--- Brief ---
Your response should be a copy of each line in the listing below that includes the word "JSON".

--- Available records ---

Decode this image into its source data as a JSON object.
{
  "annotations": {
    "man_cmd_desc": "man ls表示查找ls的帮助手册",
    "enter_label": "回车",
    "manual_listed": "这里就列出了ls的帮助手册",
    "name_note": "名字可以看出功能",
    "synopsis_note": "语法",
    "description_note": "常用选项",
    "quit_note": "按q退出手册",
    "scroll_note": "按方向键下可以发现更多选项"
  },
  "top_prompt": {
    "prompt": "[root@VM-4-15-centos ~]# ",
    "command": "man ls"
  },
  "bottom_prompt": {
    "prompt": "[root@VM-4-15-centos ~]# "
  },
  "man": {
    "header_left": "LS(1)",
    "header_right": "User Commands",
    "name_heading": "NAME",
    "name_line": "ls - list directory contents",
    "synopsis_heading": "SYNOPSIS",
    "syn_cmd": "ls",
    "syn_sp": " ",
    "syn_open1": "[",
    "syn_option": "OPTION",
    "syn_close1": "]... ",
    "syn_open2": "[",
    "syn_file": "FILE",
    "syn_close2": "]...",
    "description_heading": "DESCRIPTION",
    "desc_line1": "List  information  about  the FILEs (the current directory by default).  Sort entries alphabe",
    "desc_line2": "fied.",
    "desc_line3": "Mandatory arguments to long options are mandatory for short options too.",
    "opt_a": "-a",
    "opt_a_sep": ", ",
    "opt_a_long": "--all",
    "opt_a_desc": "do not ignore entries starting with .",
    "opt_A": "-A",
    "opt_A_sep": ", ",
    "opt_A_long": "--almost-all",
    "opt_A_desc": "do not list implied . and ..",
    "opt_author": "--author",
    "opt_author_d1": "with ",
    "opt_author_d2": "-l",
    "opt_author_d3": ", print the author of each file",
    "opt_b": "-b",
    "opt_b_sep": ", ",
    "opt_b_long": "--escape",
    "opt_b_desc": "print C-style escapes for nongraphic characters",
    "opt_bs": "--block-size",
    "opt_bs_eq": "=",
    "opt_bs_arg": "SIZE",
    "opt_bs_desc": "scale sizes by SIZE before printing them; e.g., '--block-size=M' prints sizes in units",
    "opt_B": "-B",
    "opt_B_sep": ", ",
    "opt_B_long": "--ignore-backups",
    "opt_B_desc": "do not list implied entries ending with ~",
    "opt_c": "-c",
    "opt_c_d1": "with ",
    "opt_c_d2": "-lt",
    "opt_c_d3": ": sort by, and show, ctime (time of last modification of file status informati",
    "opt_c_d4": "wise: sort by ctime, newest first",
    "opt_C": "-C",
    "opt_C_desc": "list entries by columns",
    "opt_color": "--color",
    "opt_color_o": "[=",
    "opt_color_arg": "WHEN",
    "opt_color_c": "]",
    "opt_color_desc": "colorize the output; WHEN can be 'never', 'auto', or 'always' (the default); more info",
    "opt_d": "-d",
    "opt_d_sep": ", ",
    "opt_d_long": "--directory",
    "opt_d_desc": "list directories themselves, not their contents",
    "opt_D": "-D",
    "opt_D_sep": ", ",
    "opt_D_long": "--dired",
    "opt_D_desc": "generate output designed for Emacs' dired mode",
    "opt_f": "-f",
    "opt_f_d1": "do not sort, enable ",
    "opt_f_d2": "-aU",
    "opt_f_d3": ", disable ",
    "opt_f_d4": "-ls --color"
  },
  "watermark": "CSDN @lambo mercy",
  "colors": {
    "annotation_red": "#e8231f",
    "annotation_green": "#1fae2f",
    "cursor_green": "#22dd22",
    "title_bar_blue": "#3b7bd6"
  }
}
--
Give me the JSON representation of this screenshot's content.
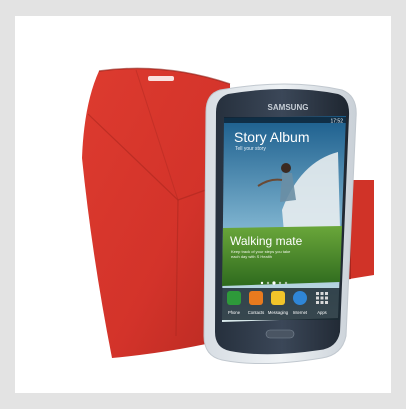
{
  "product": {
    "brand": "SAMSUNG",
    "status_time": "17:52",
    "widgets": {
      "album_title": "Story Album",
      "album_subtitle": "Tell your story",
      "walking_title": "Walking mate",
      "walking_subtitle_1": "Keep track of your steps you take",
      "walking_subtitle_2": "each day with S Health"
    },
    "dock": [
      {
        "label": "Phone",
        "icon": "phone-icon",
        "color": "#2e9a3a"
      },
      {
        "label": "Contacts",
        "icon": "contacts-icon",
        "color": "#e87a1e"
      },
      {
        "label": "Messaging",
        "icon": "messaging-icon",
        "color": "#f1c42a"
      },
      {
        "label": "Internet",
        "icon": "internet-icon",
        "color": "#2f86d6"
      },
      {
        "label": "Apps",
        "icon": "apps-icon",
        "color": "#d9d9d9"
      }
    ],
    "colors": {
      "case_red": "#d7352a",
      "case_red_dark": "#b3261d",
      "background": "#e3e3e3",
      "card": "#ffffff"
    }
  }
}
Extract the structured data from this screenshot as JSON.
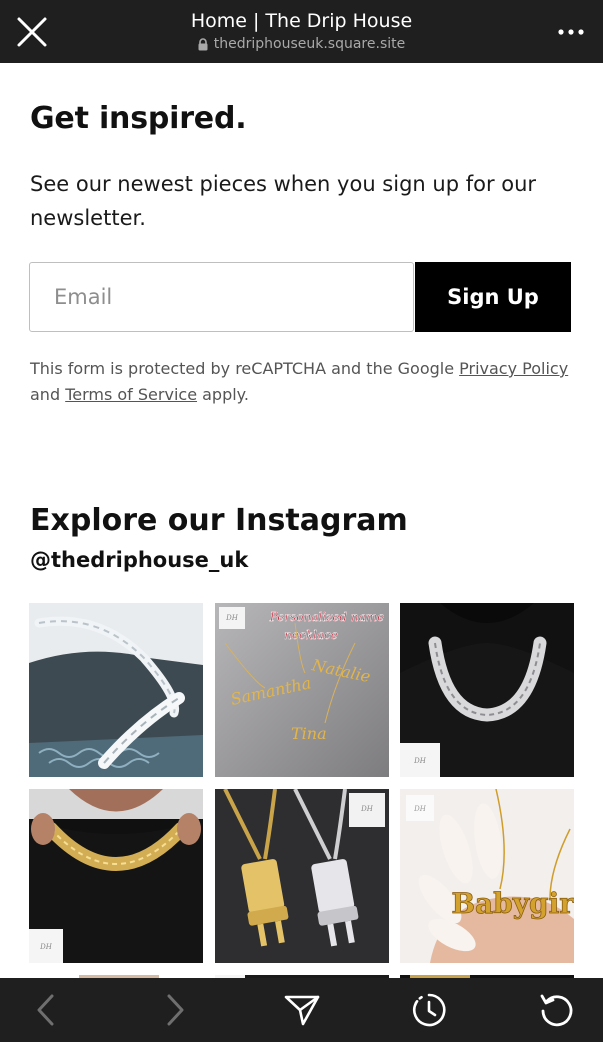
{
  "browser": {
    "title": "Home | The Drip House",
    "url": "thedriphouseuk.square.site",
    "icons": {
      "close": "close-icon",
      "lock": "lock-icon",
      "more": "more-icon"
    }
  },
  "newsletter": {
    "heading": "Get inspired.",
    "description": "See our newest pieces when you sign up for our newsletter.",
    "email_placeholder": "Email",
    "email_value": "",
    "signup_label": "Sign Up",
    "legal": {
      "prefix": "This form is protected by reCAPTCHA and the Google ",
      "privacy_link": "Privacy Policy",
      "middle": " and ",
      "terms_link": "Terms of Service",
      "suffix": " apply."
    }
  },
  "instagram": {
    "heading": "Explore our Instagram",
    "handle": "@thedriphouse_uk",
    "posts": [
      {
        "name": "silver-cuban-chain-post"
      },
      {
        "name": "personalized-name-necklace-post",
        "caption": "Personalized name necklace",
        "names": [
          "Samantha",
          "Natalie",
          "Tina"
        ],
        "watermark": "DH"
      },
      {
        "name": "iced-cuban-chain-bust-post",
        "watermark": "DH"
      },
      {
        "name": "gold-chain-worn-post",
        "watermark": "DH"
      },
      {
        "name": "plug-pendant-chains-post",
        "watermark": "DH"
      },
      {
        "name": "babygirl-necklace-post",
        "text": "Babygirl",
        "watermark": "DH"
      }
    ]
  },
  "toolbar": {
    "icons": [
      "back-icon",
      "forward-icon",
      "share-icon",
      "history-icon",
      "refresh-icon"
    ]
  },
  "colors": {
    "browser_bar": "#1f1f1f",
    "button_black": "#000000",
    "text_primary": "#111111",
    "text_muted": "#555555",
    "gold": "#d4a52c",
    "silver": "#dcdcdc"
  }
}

--- Task answer ---
Decode this image into its source data as a JSON object.
Give me the JSON representation of this screenshot's content.
Extract the structured data from this screenshot as JSON.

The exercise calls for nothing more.